I actually have the answers to both those questions. I wrote them down on a napkin from Toshi's, but somebody seems to have gotten some teriyaki sauce or possibly chocolate ice-cream topping on it, so I can't quite make out the words. "The Huskies are... something... than the 2013 season, with better run-... something... but struggle with smudge or something, maybe that's a booger." Anyway, your guess is as good as mine. Better, probably.
Here's what I think will happen. The Dawgs will pull it together and come out fired up. They'll benefit from a long non-conference schedule, they'll have learned some lessons, and they're basically healthy. They'll play their best game so far.
Look, Stanford is going to come back to earth some time. Maybe not this year., but then maybe this week. I suspect they're more like Cal -- who had a few great years but lost their mojo -- than like Oregon -- who seems to have dug in a foothold. Jim Harbaugh is a superlative coach. Possibly the best in the world. I think David Shaw is perfectly fine, but he's not Jim Harbaugh and he's on borrowed time.

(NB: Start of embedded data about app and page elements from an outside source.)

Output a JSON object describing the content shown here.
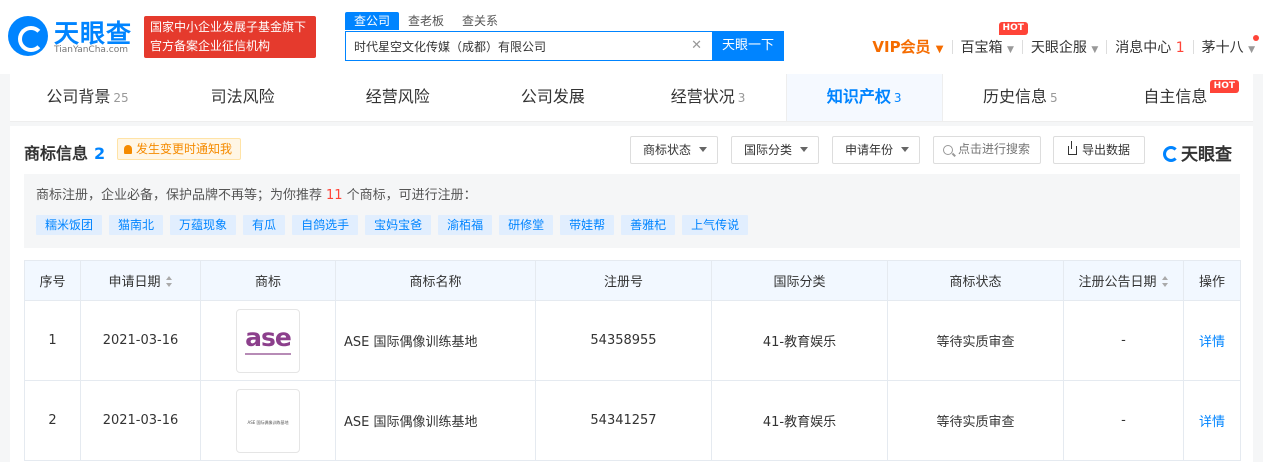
{
  "header": {
    "logo_text": "天眼查",
    "logo_sub": "TianYanCha.com",
    "slogan_line1": "国家中小企业发展子基金旗下",
    "slogan_line2": "官方备案企业征信机构",
    "search_tabs": [
      "查公司",
      "查老板",
      "查关系"
    ],
    "search_value": "时代星空文化传媒（成都）有限公司",
    "search_button": "天眼一下",
    "nav": {
      "vip": "VIP会员",
      "treasure": "百宝箱",
      "hot_badge": "HOT",
      "enterprise": "天眼企服",
      "messages": "消息中心",
      "messages_count": "1",
      "user": "茅十八"
    }
  },
  "tabs": [
    {
      "label": "公司背景",
      "count": "25"
    },
    {
      "label": "司法风险",
      "count": ""
    },
    {
      "label": "经营风险",
      "count": ""
    },
    {
      "label": "公司发展",
      "count": ""
    },
    {
      "label": "经营状况",
      "count": "3"
    },
    {
      "label": "知识产权",
      "count": "3"
    },
    {
      "label": "历史信息",
      "count": "5"
    },
    {
      "label": "自主信息",
      "count": "",
      "badge": "HOT"
    }
  ],
  "panel": {
    "title": "商标信息",
    "count": "2",
    "notify": "发生变更时通知我",
    "filters": [
      "商标状态",
      "国际分类",
      "申请年份"
    ],
    "search_placeholder": "点击进行搜索",
    "export": "导出数据",
    "brand": "天眼查",
    "reco_prefix": "商标注册，企业必备，保护品牌不再等；为你推荐",
    "reco_count": "11",
    "reco_suffix": "个商标，可进行注册：",
    "chips": [
      "糯米饭团",
      "猫南北",
      "万蕴现象",
      "有瓜",
      "自鸽选手",
      "宝妈宝爸",
      "渝栢福",
      "研修堂",
      "带娃帮",
      "善雅杞",
      "上气传说"
    ]
  },
  "table": {
    "headers": [
      "序号",
      "申请日期",
      "商标",
      "商标名称",
      "注册号",
      "国际分类",
      "商标状态",
      "注册公告日期",
      "操作"
    ],
    "rows": [
      {
        "index": "1",
        "date": "2021-03-16",
        "logo_text": "ase",
        "name": "ASE 国际偶像训练基地",
        "reg_no": "54358955",
        "category": "41-教育娱乐",
        "status": "等待实质审查",
        "notice_date": "-",
        "action": "详情"
      },
      {
        "index": "2",
        "date": "2021-03-16",
        "logo_text": "ASE 国际偶像训练基地",
        "name": "ASE 国际偶像训练基地",
        "reg_no": "54341257",
        "category": "41-教育娱乐",
        "status": "等待实质审查",
        "notice_date": "-",
        "action": "详情"
      }
    ]
  }
}
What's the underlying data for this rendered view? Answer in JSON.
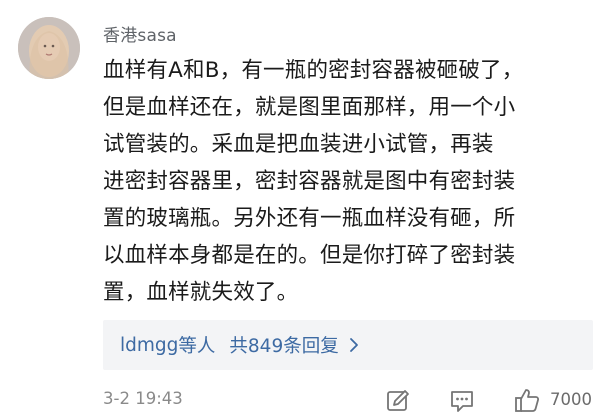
{
  "comment": {
    "username": "香港sasa",
    "lines": [
      "血样有A和B，有一瓶的密封容器被砸破了，",
      "但是血样还在，就是图里面那样，用一个小",
      "试管装的。采血是把血装进小试管，再装",
      "进密封容器里，密封容器就是图中有密封装",
      "置的玻璃瓶。另外还有一瓶血样没有砸，所",
      "以血样本身都是在的。但是你打碎了密封装",
      "置，血样就失效了。"
    ],
    "replies": {
      "names": "ldmgg",
      "names_suffix": "等人",
      "count_label": "共849条回复"
    },
    "timestamp": "3-2 19:43",
    "like_count": "7000"
  },
  "icons": {
    "avatar": "user-avatar",
    "edit": "edit-icon",
    "comment": "comment-icon",
    "like": "thumbs-up-icon",
    "chevron": "chevron-right-icon"
  },
  "colors": {
    "link": "#3d6aa3",
    "meta": "#8a8a8a",
    "panel": "#f3f4f6"
  }
}
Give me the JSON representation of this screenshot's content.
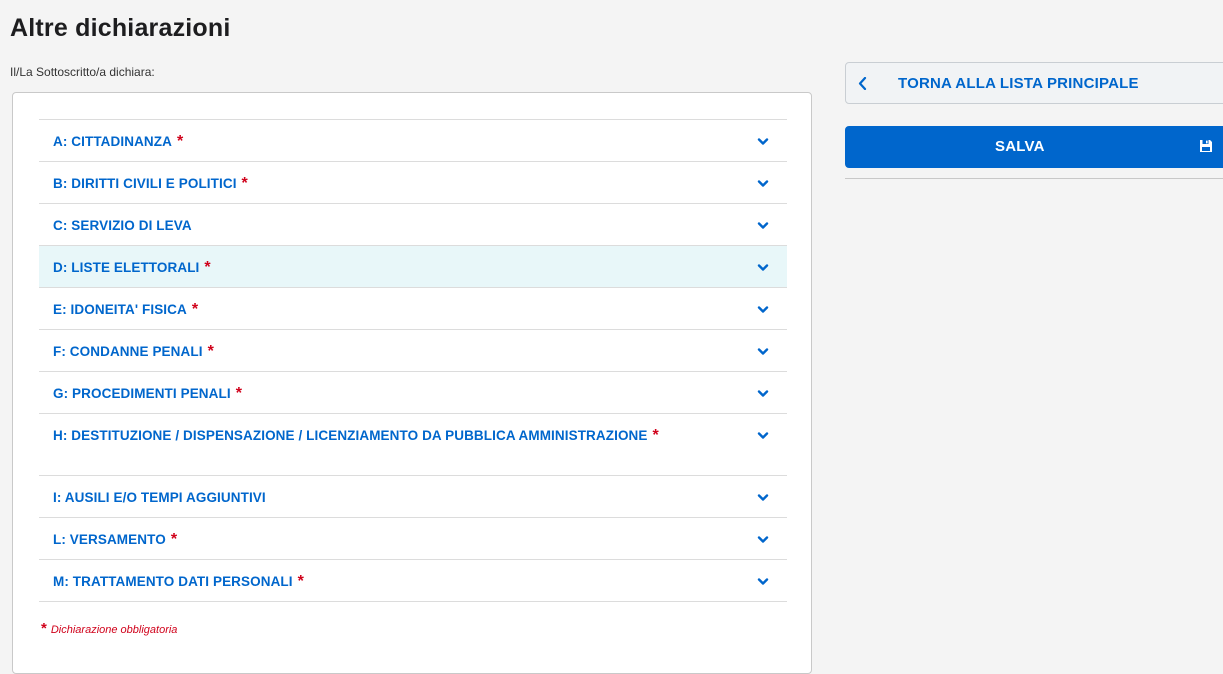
{
  "page": {
    "title": "Altre dichiarazioni",
    "subtitle": "Il/La Sottoscritto/a dichiara:"
  },
  "accordion": {
    "items": [
      {
        "label": "A: CITTADINANZA",
        "required": true
      },
      {
        "label": "B: DIRITTI CIVILI E POLITICI",
        "required": true
      },
      {
        "label": "C: SERVIZIO DI LEVA",
        "required": false
      },
      {
        "label": "D: LISTE ELETTORALI",
        "required": true,
        "highlighted": true
      },
      {
        "label": "E: IDONEITA' FISICA",
        "required": true
      },
      {
        "label": "F: CONDANNE PENALI",
        "required": true
      },
      {
        "label": "G: PROCEDIMENTI PENALI",
        "required": true
      },
      {
        "label": "H: DESTITUZIONE / DISPENSAZIONE / LICENZIAMENTO DA PUBBLICA AMMINISTRAZIONE",
        "required": true
      },
      {
        "label": "I: AUSILI E/O TEMPI AGGIUNTIVI",
        "required": false
      },
      {
        "label": "L: VERSAMENTO",
        "required": true
      },
      {
        "label": "M: TRATTAMENTO DATI PERSONALI",
        "required": true
      }
    ],
    "required_marker": "*",
    "item_icon": "chevron-down-icon"
  },
  "legend": {
    "marker": "*",
    "text": "Dichiarazione obbligatoria"
  },
  "sidebar": {
    "back_label": "TORNA ALLA LISTA PRINCIPALE",
    "back_icon": "chevron-left-icon",
    "save_label": "SALVA",
    "save_icon": "floppy-disk-icon"
  },
  "colors": {
    "accent": "#0066cc",
    "required": "#d0021b",
    "highlight_row": "#e8f7f9",
    "background": "#f4f4f4"
  }
}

The Cardinal are beatable. The Huskies have the ability to be good. Vegas thinks the Huskies have a one-in-four chance of winning. I think that's too low. If both Stanford and Washington play their best game, this is a toss up. The real question is whether the Huskies can play their best game or not.
For Washington to pull this game out, they're simply going to have to play better on both sides of the ball than they have to date. I'm a lot more confident that they can do that on the defensive side of the ball than on offense right now.
The strength of the Huskies' defense - the front seven - matches up fairly well with the Cardinal's offensive line. The Huskies thus far have been more adept rushing the passer than stopping the run, but they've also spent much of the time in nickel defense with Travis Feeney on the sideline or in coverage. That should change Saturday. For the first time in the last five years, Stanford enters this game without a physical, dominant back that can wear a defense down. That's a good thing for the Huskies' smallish linebacking corps. The Cardinal won't challenge the inexperienced Husky secondary the way Eastern, Illinois, and Georgia State did, but if the safeties start to come downhill too hard to help in run support, Kevin Hogan will make them pay over the top to receivers Ty Montgomery, Devin Cajuste, and Michael Rector.
On offense, Stanford's huge line and linebackers will have a field day against a struggling Husky offensive line if the front five don't take a big step forward. Stanford will blitz, but they're also content to just be physically superior. Getting Ben Riva back should help, if he's healthy. It's tempting to think that the way to beat Stanford on the ground is to run around them, but I'd argue the Huskies are better off running right at them. Regardless, yards on the ground are likely going to be tough to come by. Cyler Miles needs to show much better pocket presence than he has so far. When the pocket collapses, and it will, he needs to step forward instead of running laterally. That's a tough skill for a QB, but that's where the space is going to be to extend plays, and to pick up some yards with his feet.
Stanford, almost by their own design, isn't going to score a lot of points unless the Huskies help them out with turnovers or bad special teams play. The Huskies will also likely find it difficult to score without a little help or some big plays that Stanford isn't prone to giving up. Playing at home is a huge benefit to the Huskies, and I think it's going to be enough to get the Tree to cough it up once or twice to give the Dawgs good field position, and the offense puts together at least two good drives to put points on the board. It's not going to be pretty to most fans, but call it Huskies 20, Stanford 17